Historically this date.....
2004 – Kmart Corp. announces that it is buying Sears, Roebuck and Co. for $11 billion USD and naming the newly merged company Sears Holdings Corporation.
And births this date include...
1925 – Rock Hudson, American actor (d. 1985)
1942 – Martin Scorsese, American film director
I just never did get the 'tooth gap' with her. Soooo unattractive! Could have been fixed! She has the $$ ! BTW, these pictures in order of her age.
Later dinner was reruns, chair, wine, Bruiser's last lap sit until Dash leaves, and TV. (Dash takes over my lap!!)
Dash coming today to stay with Dude, Bruiser, and I for a week while his family goes to NY for Tucker's Grants Pass High School Band playing in the Macy's Day Thanksgiving Day Parade!!!
All I know. Nuff said. Happy Saturday. Ciao.
xo Sue Mom Bobo

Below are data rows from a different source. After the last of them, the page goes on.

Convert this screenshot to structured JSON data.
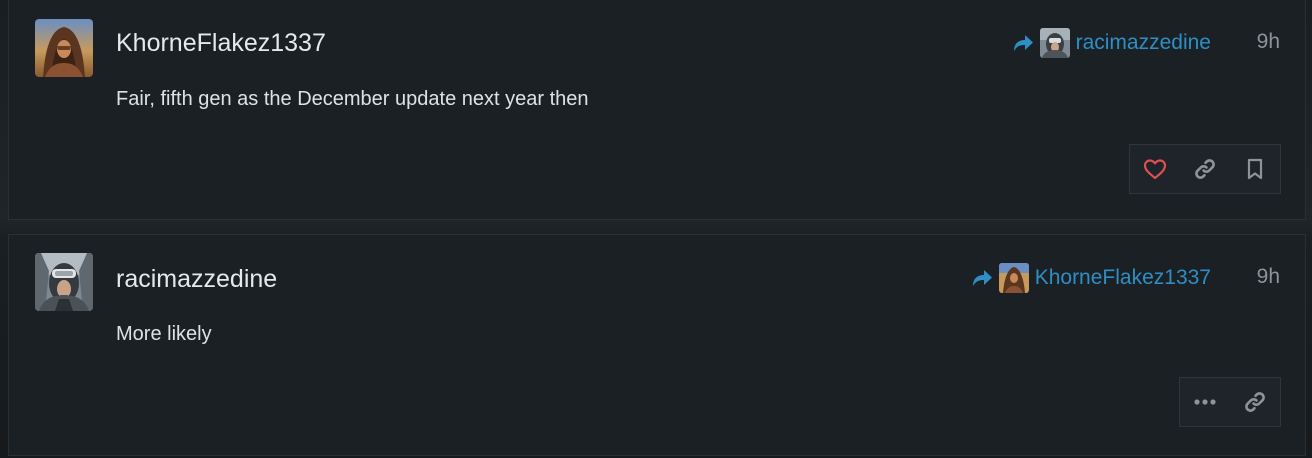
{
  "posts": [
    {
      "username": "KhorneFlakez1337",
      "text": "Fair, fifth gen as the December update next year then",
      "reply_to": "racimazzedine",
      "timestamp": "9h",
      "actions": [
        "like-icon",
        "link-icon",
        "bookmark-icon"
      ]
    },
    {
      "username": "racimazzedine",
      "text": "More likely",
      "reply_to": "KhorneFlakez1337",
      "timestamp": "9h",
      "actions": [
        "more-icon",
        "link-icon"
      ]
    }
  ],
  "colors": {
    "background": "#16191b",
    "post_bg": "#1b2024",
    "link_blue": "#2e8fc4",
    "like_red": "#e0504f",
    "muted_icon": "#8d9398",
    "text": "#dfe1e3"
  }
}
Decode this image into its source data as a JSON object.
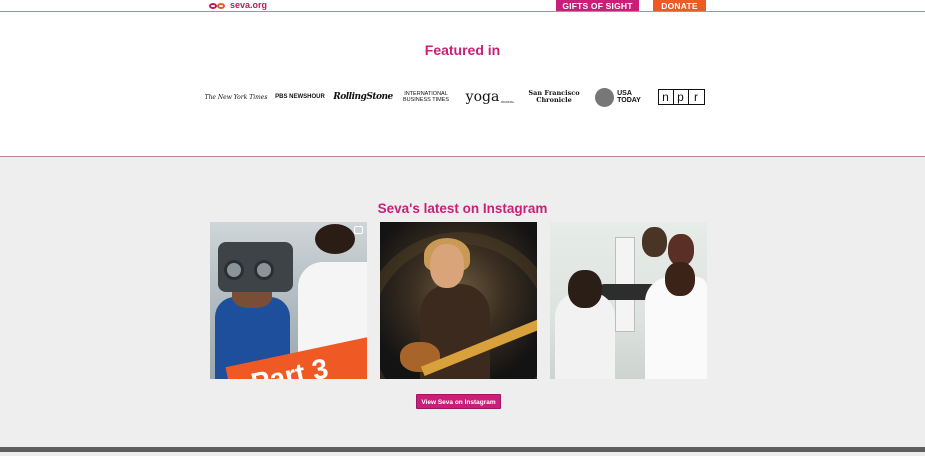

Baklava (//, //, or //; [bɑːklɑvɑː]) is a rich, sweet dessert pastry made of layers of filo filled with chopped nuts and sweetened and held together with syrup or honey. It is characteristic of the cuisines of the Levant, the Caucasus, Balkans, Maghreb, and of Central and West Asia.
The word baklava is first attested in English in 1650, a borrowing from Ottoman Turkish بقلاوه/bɑːklɑvɑː/. The name baklava is used in many languages with minor phonetic and spelling variations.
Historian Paul D. Buell argues that the word "baklava" may come from the Mongolian root baγla- 'to tie, wrap up, pile up' composed with the Turkic verbal ending -v; baγla- itself in Mongolian is a Turkic loanword. Armenian linguist Sevan Nişanyan considers its oldest known forms (pre-1500) to be baklağı and baklağu, and labels it as being of Proto-Turkic origin. Another form of the word is also recorded in Persian, باقلبا (bāqlabā). Though the suffix -vā might suggest a Persian origin, the baqla- part does not appear to be Persian and remains of unknown origin.
The Arabic name بقلاوة baqlāwa likely originates from Turkish, though a folk etymology, unsupported by Wehr's dictionary, connects it to Arabic بقلة /baqlah/ 'bean'.
Although the history of baklava is not well documented, its current form was probably developed in the imperial kitchens of the Topkapı Palace in Istanbul. The Sultan presented trays of baklava to the Janissaries every 15th of the month of Ramadan in a ceremonial procession called the Baklava Alayı.
There are three proposals for the pre-Ottoman roots of baklava: the Roman placenta cake, as developed through Byzantine cuisine, the Central Asian Turkic tradition of layered breads, or the Persian lauzinaq.
Andrew Dalby identifies this, and surrounding dessert recipes in Cato, as coming from a "Greek tradition" and cites Antiphanes (fl. 3rd century BC) as quoted by Athenaeus.
Several sources state that this Roman dessert continued to evolve during the Byzantine (Eastern Roman) Empire into modern baklava. In antiquity the Greek word plakous (Greek: πλακοῦς) was also used for Latin placenta, and the American scholar Speros Vryonisdescribes one type of plakous, koptoplakous (Byzantine Greek: κοπτοπλακοῦς), as a "Byzantine favorite" and "the same as the Turkish baklava", as do other writers. Indeed, the Roman word placenta (Greek: πλατσέντα) is used today on the island of Lesbos in Greece to describe a baklava-type dessert of layered pastry leaves containing crushed nuts that is baked and then covered in honey.